## Records for the task
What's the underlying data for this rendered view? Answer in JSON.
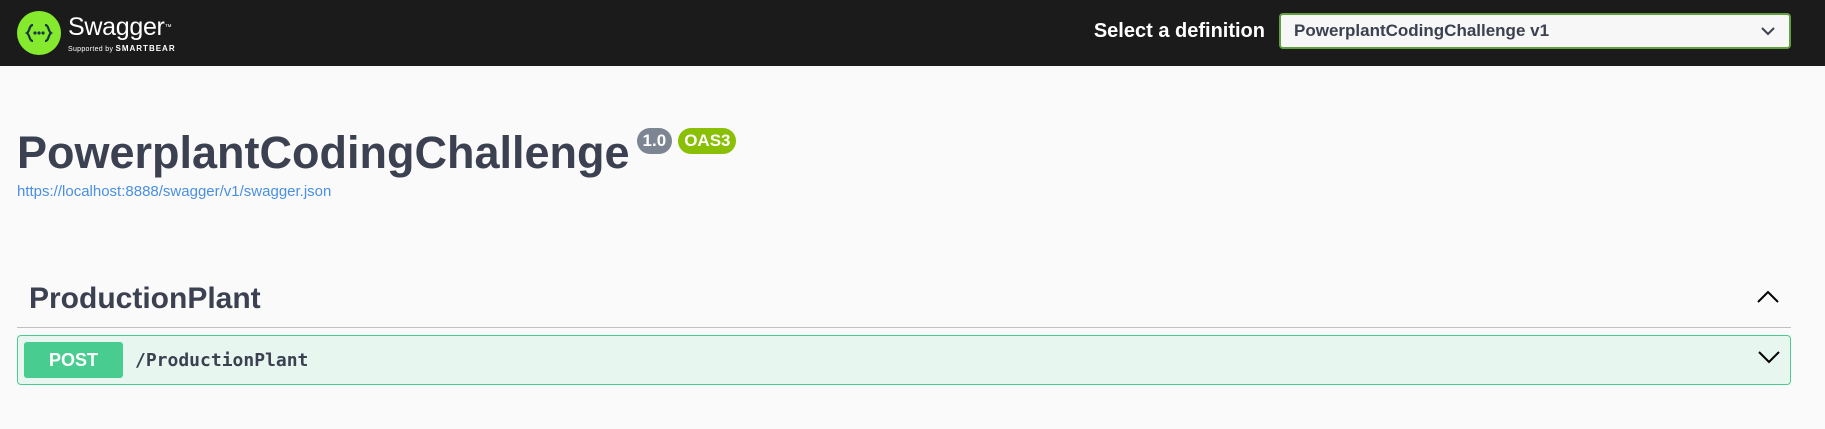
{
  "topbar": {
    "brand_name": "Swagger",
    "brand_tm": "™",
    "brand_sub_prefix": "Supported by",
    "brand_sub_company": "SMARTBEAR",
    "definition_label": "Select a definition",
    "definition_selected": "PowerplantCodingChallenge v1",
    "brand_color": "#85ea2d",
    "background_color": "#1b1b1b"
  },
  "info": {
    "title": "PowerplantCodingChallenge",
    "version": "1.0",
    "oas": "OAS3",
    "spec_url": "https://localhost:8888/swagger/v1/swagger.json"
  },
  "tags": [
    {
      "name": "ProductionPlant",
      "expanded": true,
      "operations": [
        {
          "method": "POST",
          "path": "/ProductionPlant",
          "color": "#49cc90"
        }
      ]
    }
  ],
  "icons": {
    "logo": "swagger-logo-icon",
    "definition_arrow": "chevron-down-icon",
    "tag_toggle": "chevron-up-icon",
    "operation_toggle": "chevron-down-icon"
  }
}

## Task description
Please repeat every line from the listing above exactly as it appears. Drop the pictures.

## The completed task
What's the underlying data for this rendered view? Answer in JSON.
{
  "topbar": {
    "brand_name": "Swagger",
    "brand_tm": "™",
    "brand_sub_prefix": "Supported by",
    "brand_sub_company": "SMARTBEAR",
    "definition_label": "Select a definition",
    "definition_selected": "PowerplantCodingChallenge v1",
    "brand_color": "#85ea2d",
    "background_color": "#1b1b1b"
  },
  "info": {
    "title": "PowerplantCodingChallenge",
    "version": "1.0",
    "oas": "OAS3",
    "spec_url": "https://localhost:8888/swagger/v1/swagger.json"
  },
  "tags": [
    {
      "name": "ProductionPlant",
      "expanded": true,
      "operations": [
        {
          "method": "POST",
          "path": "/ProductionPlant",
          "color": "#49cc90"
        }
      ]
    }
  ],
  "icons": {
    "logo": "swagger-logo-icon",
    "definition_arrow": "chevron-down-icon",
    "tag_toggle": "chevron-up-icon",
    "operation_toggle": "chevron-down-icon"
  }
}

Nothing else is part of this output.